BAGHDAD, Iraq -- U.S. military leaders said yesterday that they expect the militant group al-Qaida in Iraq to "lash out" soon in response to the American troop buildup with "spectacular attacks" designed to aggravate sectarian tensions.
With military officials set to submit a preliminary progress report on Iraq to Congress in the coming days, Brig. Gen. Kevin Bergner said al-Qaida in Iraq, which U.S. officials believe is linked to Afghanistan-based al-Qaida, is the principal threat to U.S. and Iraqi security forces in Iraq.
He also labeled the group "the main accelerant in sectarian violence," despite its small size and what U.S. officials say is a mostly foreign membership.
The renewed focus on foreign al-Qaida operatives in Iraq comes a week after Bergner laid out U.S. contentions that Iran has tapped Hezbollah militants in Lebanon to train insurgents who are fighting U.S. troops in Iraq.
It could foreshadow efforts by military leaders to argue that the conflict in Iraq is fueled by foreign intervention, which they have reduced in areas such as western Anbar province, rather than homegrown militias and sectarian unrest.
The U.S. military has focused this summer on offensives to unseat al-Qaida in Iraq and affiliated groups from Baghdad and a surrounding belt of cities and to win over local Sunni Muslim groups.
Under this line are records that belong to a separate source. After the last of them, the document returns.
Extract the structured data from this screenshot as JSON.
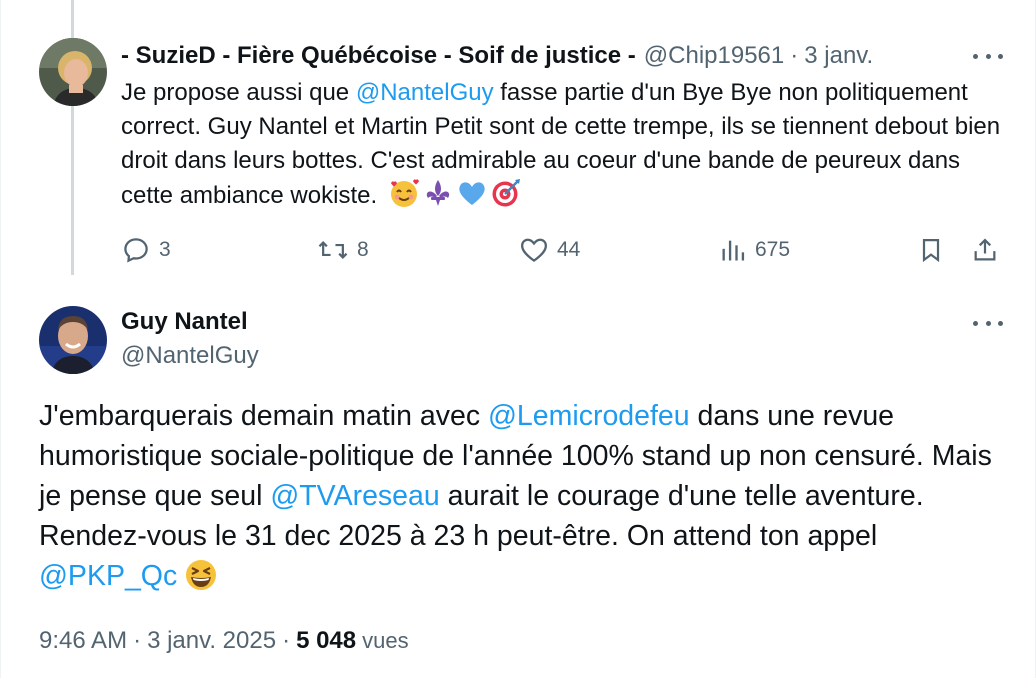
{
  "reply": {
    "display_name": "- SuzieD - Fière Québécoise - Soif de justice -",
    "handle": "@Chip19561",
    "separator": "·",
    "date": "3 janv.",
    "text": {
      "part1": "Je propose aussi que ",
      "mention1": "@NantelGuy",
      "part2": " fasse partie d'un Bye Bye non politiquement correct. Guy Nantel  et Martin Petit sont de cette trempe, ils se tiennent debout bien droit dans leurs bottes. C'est admirable au coeur d'une bande de peureux dans cette ambiance wokiste."
    },
    "emojis": [
      "smiling-face-with-hearts",
      "fleur-de-lis",
      "blue-heart",
      "direct-hit"
    ],
    "stats": {
      "replies": "3",
      "reposts": "8",
      "likes": "44",
      "views": "675"
    }
  },
  "main_post": {
    "display_name": "Guy Nantel",
    "handle": "@NantelGuy",
    "text": {
      "part1": "J'embarquerais demain matin avec ",
      "mention1": "@Lemicrodefeu",
      "part2": " dans une revue humoristique sociale-politique de l'année 100% stand up non censuré. Mais je pense que seul ",
      "mention2": "@TVAreseau",
      "part3": " aurait le courage d'une telle aventure. Rendez-vous le 31 dec 2025 à 23 h peut-être. On attend ton appel ",
      "mention3": "@PKP_Qc"
    },
    "emoji": "grinning-squinting-face",
    "time": "9:46 AM",
    "separator": "·",
    "date": "3 janv. 2025",
    "views_count": "5 048",
    "views_label": "vues"
  },
  "colors": {
    "text": "#0f1419",
    "muted": "#536471",
    "link": "#1d9bf0",
    "thread_line": "#cfd9de"
  }
}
Bergner said U.S. troops also are staging operations in cities such as Mosul in the north and Ramadi in the west to prevent displaced al-Qaida in Iraq fighters from resurfacing.
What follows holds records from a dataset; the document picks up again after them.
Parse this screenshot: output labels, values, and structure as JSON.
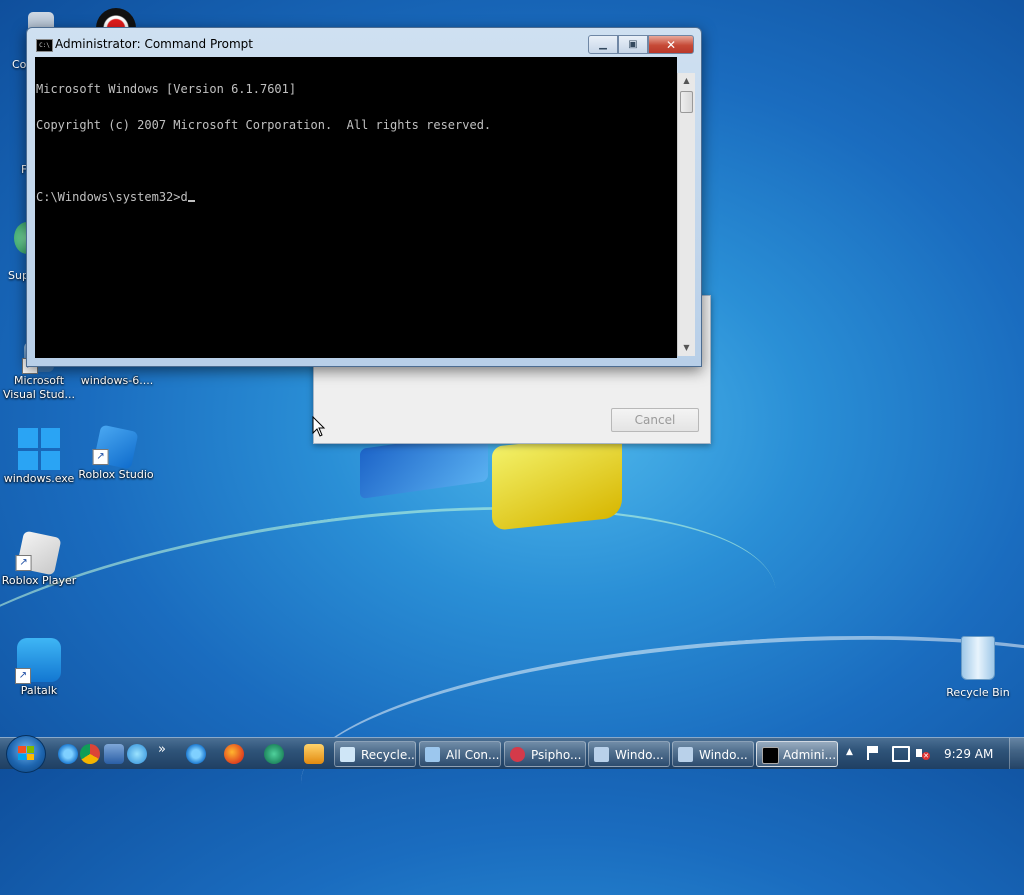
{
  "command_prompt": {
    "title": "Administrator: Command Prompt",
    "lines": [
      "Microsoft Windows [Version 6.1.7601]",
      "Copyright (c) 2007 Microsoft Corporation.  All rights reserved.",
      "",
      "C:\\Windows\\system32>d"
    ],
    "buttons": {
      "minimize": "minimize",
      "maximize": "maximize",
      "close": "close"
    }
  },
  "background_dialog": {
    "cancel_label": "Cancel"
  },
  "desktop_icons": [
    {
      "label_1": "Microsoft",
      "label_2": "Visual Stud...",
      "icon": "visual-studio-icon"
    },
    {
      "label_1": "windows-6....",
      "icon": "file-icon"
    },
    {
      "label_1": "windows.exe",
      "icon": "windows-logo-icon"
    },
    {
      "label_1": "Roblox Studio",
      "icon": "roblox-studio-icon"
    },
    {
      "label_1": "Roblox Player",
      "icon": "roblox-player-icon"
    },
    {
      "label_1": "Paltalk",
      "icon": "paltalk-icon"
    },
    {
      "label_1": "Recycle Bin",
      "icon": "recycle-bin-icon"
    }
  ],
  "edge_icon_fragments": [
    "Co",
    "F",
    "Sup"
  ],
  "taskbar": {
    "quick_launch": [
      "ie-icon",
      "chrome-icon",
      "virtualbox-icon",
      "messenger-icon"
    ],
    "overflow": "»",
    "pinned": [
      "ie-icon",
      "firefox-icon",
      "app-icon",
      "media-player-icon"
    ],
    "buttons": [
      {
        "label": "Recycle...",
        "icon": "recycle-bin-icon"
      },
      {
        "label": "All Con...",
        "icon": "control-panel-icon"
      },
      {
        "label": "Psipho...",
        "icon": "psiphon-icon"
      },
      {
        "label": "Windo...",
        "icon": "installer-icon"
      },
      {
        "label": "Windo...",
        "icon": "installer-icon"
      },
      {
        "label": "Admini...",
        "icon": "cmd-icon",
        "active": true
      }
    ],
    "tray_arrow": "▲",
    "clock": "9:29 AM"
  },
  "colors": {
    "console_bg": "#000000",
    "console_text": "#c0c0c0",
    "taskbar": "#2f5479",
    "close_button": "#c64a37"
  }
}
At an afternoon news conference in Baghdad's fortified Green Zone, Bergner said U.S. forces are better able to attack al-Qaida in Iraq because of the additional 28,500 troops ordered into the country this year by President Bush, new alliances with Sunni groups opposing al-Qaida in Iraq such as the Diyala Support Council, and increased support from Iraqi citizens.
Bergner said 60 to 80 foreign fighters arrive in Iraq each month, the vast majority through Syria, and they are enlisted by al-Qaida in Iraq for 80 percent to 90 percent of suicide bombings in Iraq.
Meanwhile, a key Iraqi minister responsible for drafting the latest version of the country's new oil law, seen by U.S. officials as a key benchmark for political progress here, said the new measure is too vague and will allow leaders in oil-rich areas, particularly the Kurdish north, to sign contracts with international oil companies without the national government's approval.
"This will be a disaster for the country," said Planning Minister Ali Baaban, a member of the main Sunni political bloc.
But Sami Askari, a Shiite member of Prime Minister Nouri al-Maliki's political bloc, said the law will still require contracts to go before a central government council made up of members from various regions.
"Any contract which does not pass through this process will be void," Askari said, dismissing the planning minister's dire predictions.
Molly Hennessy-Fiske writes for the Los Angeles Times.